Can citizen science reverse the extinction of experience?
Caren Cooper, Research Associate Professor of Forestry and Environmental Resources, finds that citizen science programs can help participants foster a stronger relationship with the natural world around them.
How Changes in Water Quality Today Impact Sustainability Tomorrow
Dr. Marcelo Ardón aims to understand the human and natural processes influencing salinization of surface waters and its impact on farmlands, water sources, forestry plantations and other coastal resources.
Study Finds Aromatic Herbs Lead to Better Parenting in Starlings
New research by Caren Cooper, Research Associate Professor of Forestry and Environmental Resources, suggests that the presence of aromatic herbs in the nest leads to some improved parenting behaviors in European starlings.
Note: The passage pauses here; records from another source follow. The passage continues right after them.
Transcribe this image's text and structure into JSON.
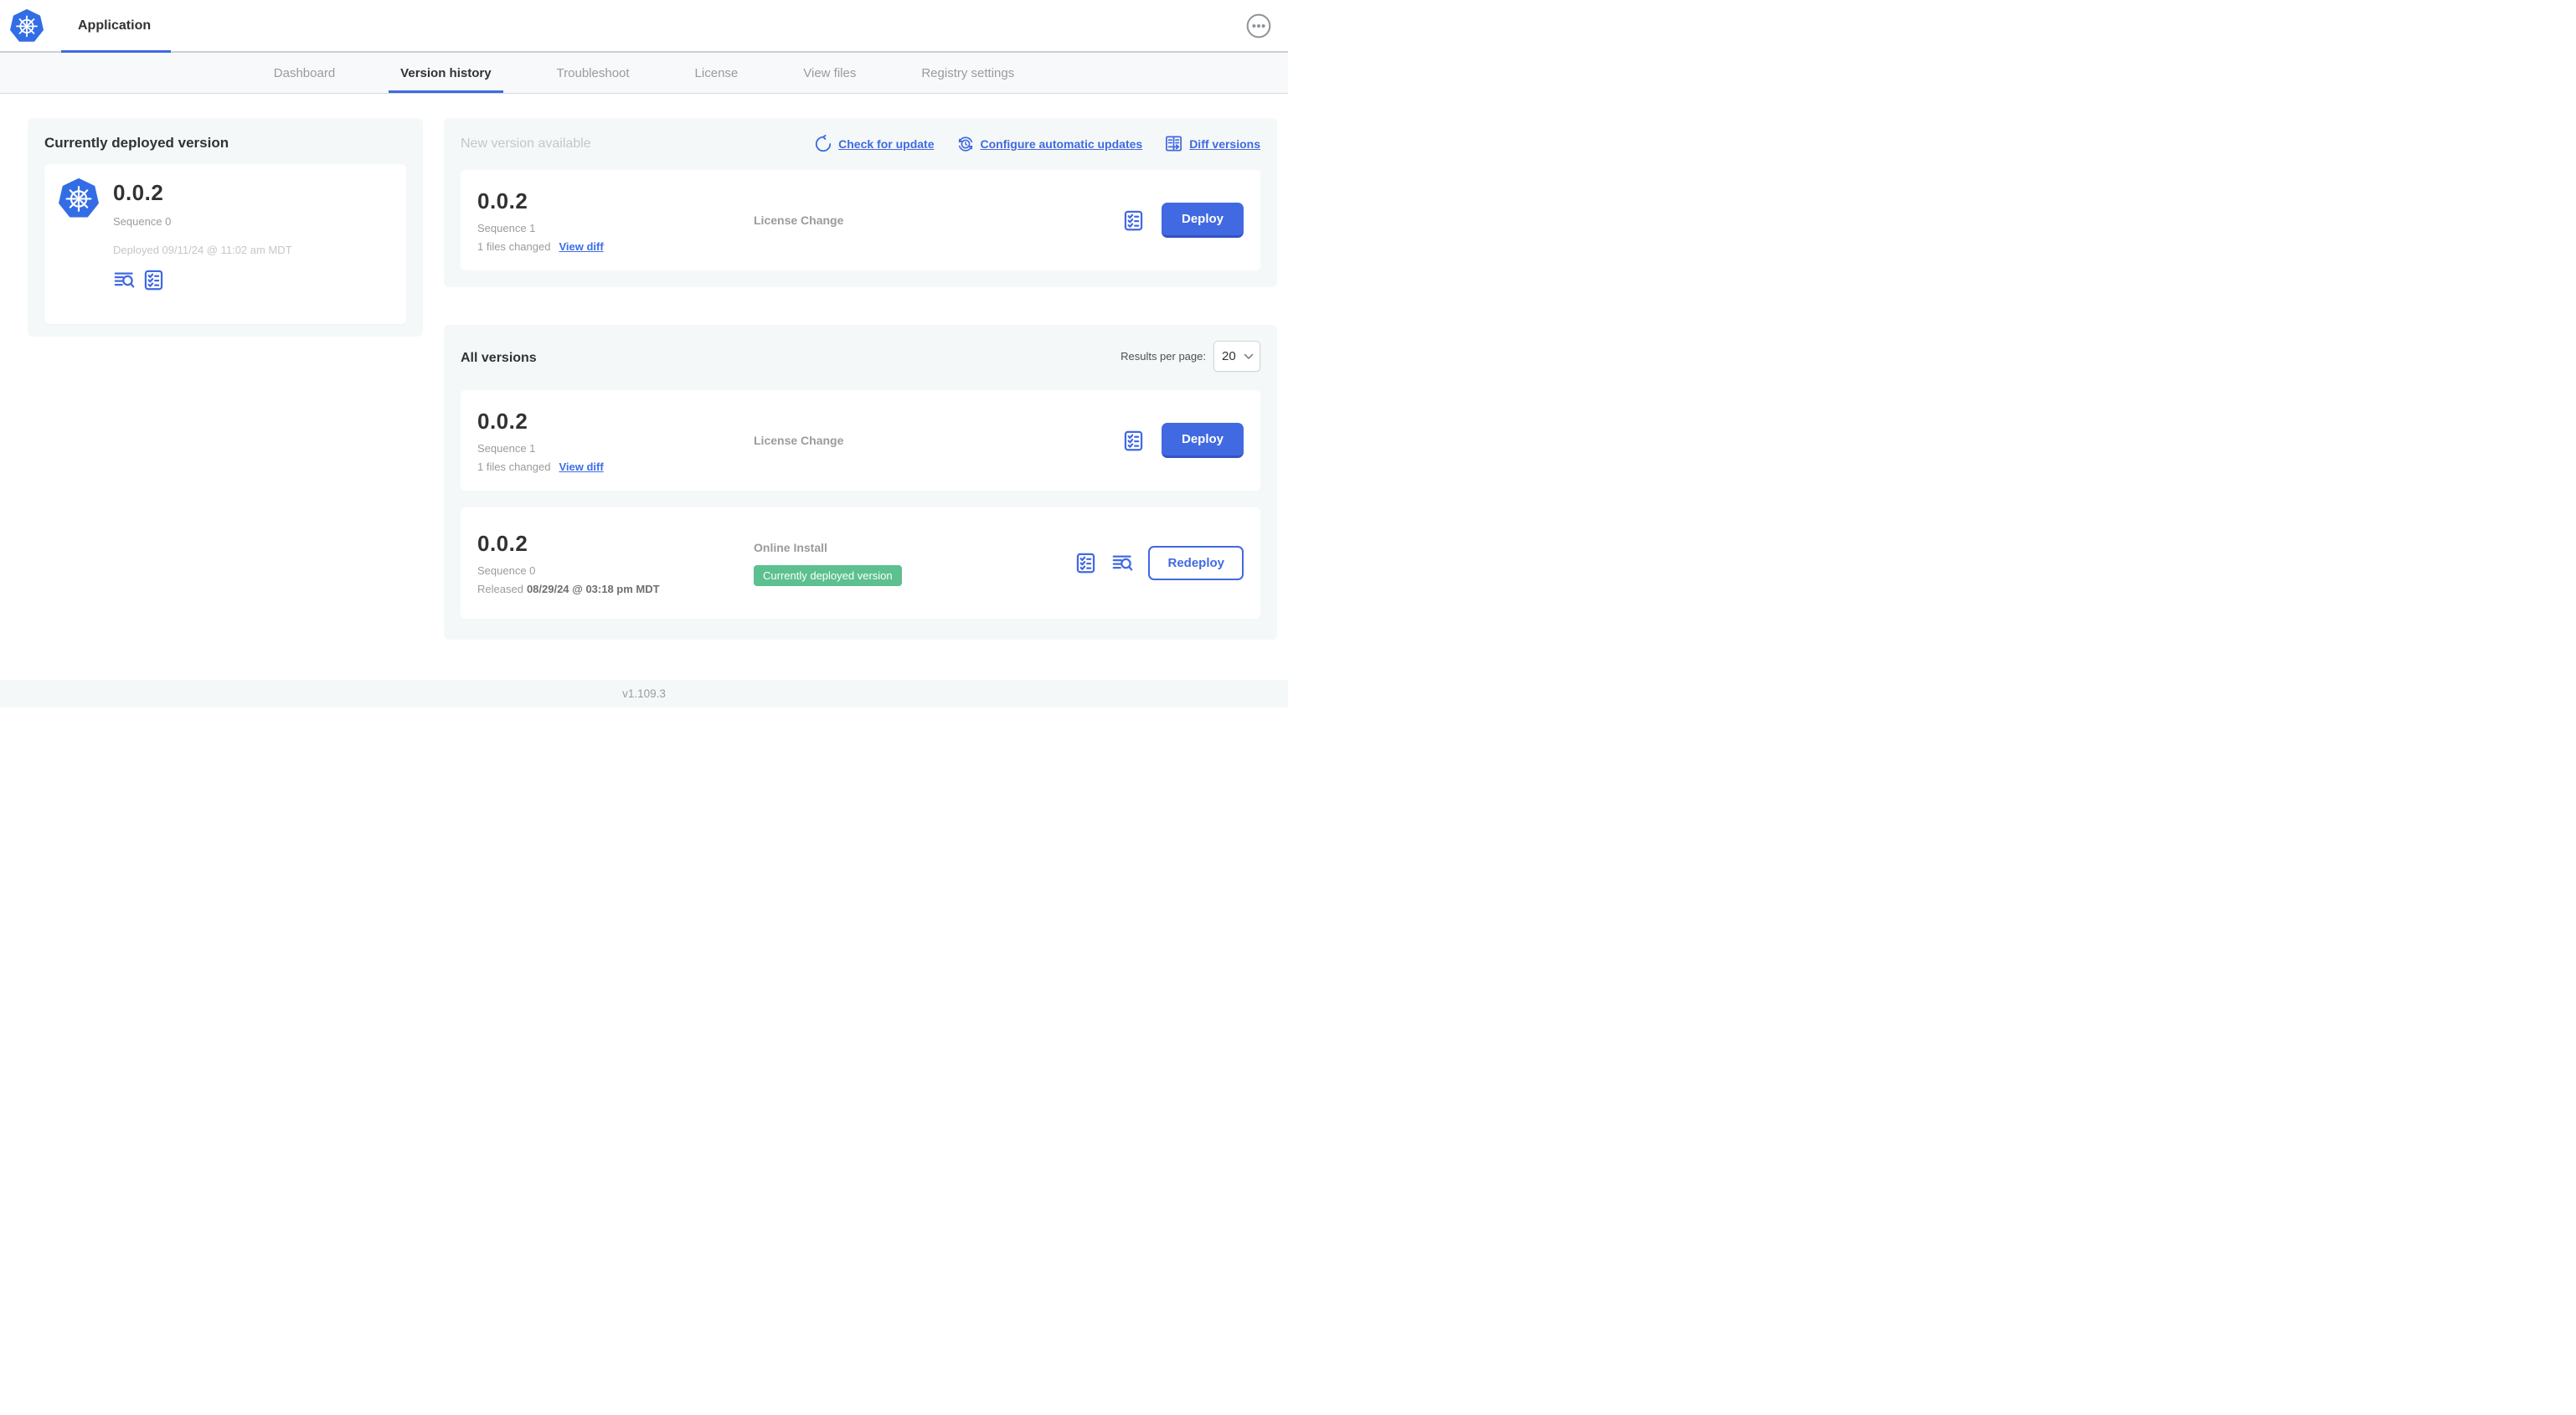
{
  "header": {
    "app_tab": "Application"
  },
  "nav_tabs": [
    "Dashboard",
    "Version history",
    "Troubleshoot",
    "License",
    "View files",
    "Registry settings"
  ],
  "active_tab": "Version history",
  "colors": {
    "primary_blue": "#4169e1",
    "logo_blue": "#326de6",
    "badge_green": "#5cc08f"
  },
  "current_deployed": {
    "title": "Currently deployed version",
    "version": "0.0.2",
    "sequence": "Sequence 0",
    "deployed": "Deployed 09/11/24 @ 11:02 am MDT"
  },
  "new_version": {
    "title": "New version available",
    "links": {
      "check": "Check for update",
      "configure": "Configure automatic updates",
      "diff": "Diff versions"
    },
    "row": {
      "version": "0.0.2",
      "sequence": "Sequence 1",
      "files_changed": "1 files changed",
      "view_diff": "View diff",
      "source": "License Change",
      "action_label": "Deploy"
    }
  },
  "all_versions": {
    "title": "All versions",
    "results_per_page_label": "Results per page:",
    "results_per_page_value": "20",
    "rows": [
      {
        "version": "0.0.2",
        "sequence": "Sequence 1",
        "files_changed": "1 files changed",
        "view_diff": "View diff",
        "source": "License Change",
        "action_label": "Deploy"
      },
      {
        "version": "0.0.2",
        "sequence": "Sequence 0",
        "released_prefix": "Released",
        "released_date": "08/29/24 @ 03:18 pm MDT",
        "source": "Online Install",
        "badge": "Currently deployed version",
        "action_label": "Redeploy"
      }
    ]
  },
  "footer": {
    "version": "v1.109.3"
  }
}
Washington Post Video: How coyotes conquered the continent
Watch Forestry and Environmental Resources Research Associate Professor Roland Kays explain the range history of the coyote, revealing it's ecology of predation and evolution through hybridization.
Divergence of species responses to climate change
In a recent study, Forestry and Environmental Resources Research Associate Professor Kevin Potter finds that moisture availability may impact forest ecosystems more than temperature when it comes to climate change.
How Coyotes Conquered the Continent
Forestry and Environmental Resources Research Associate Professor Roland Kays helped produce a comprehensive range history of the coyote that reveals it's ecology of predation and evolution through hybridization.
Partnering With Hunters, Anglers For Citizen Science
A new citizen science project is enlisting the hunting and fishing communities to help scientists understand the basic biology of fish, bird and mammal species.
New Research Shows Water Use Impacted by the Shape of Our Cities
Georgina Sanchez, Ph.D. student in the Department of Forestry and Environmental Resources, is using geospatial analytics to understand water demand in the Southeast. Her latest findings: urban developments with simpler shapes use less water.
NC State experts in the College of Textiles and the College of Natural Resources are developing and testing equipment to protect the firefighters who protect us.
Who Can Name the Most North Carolina Wildlife?
College of Natural Resources researchers in environmental education study how students learn about biodiversity and whether they have an interest in conservation biology – protecting wildlife species in the future.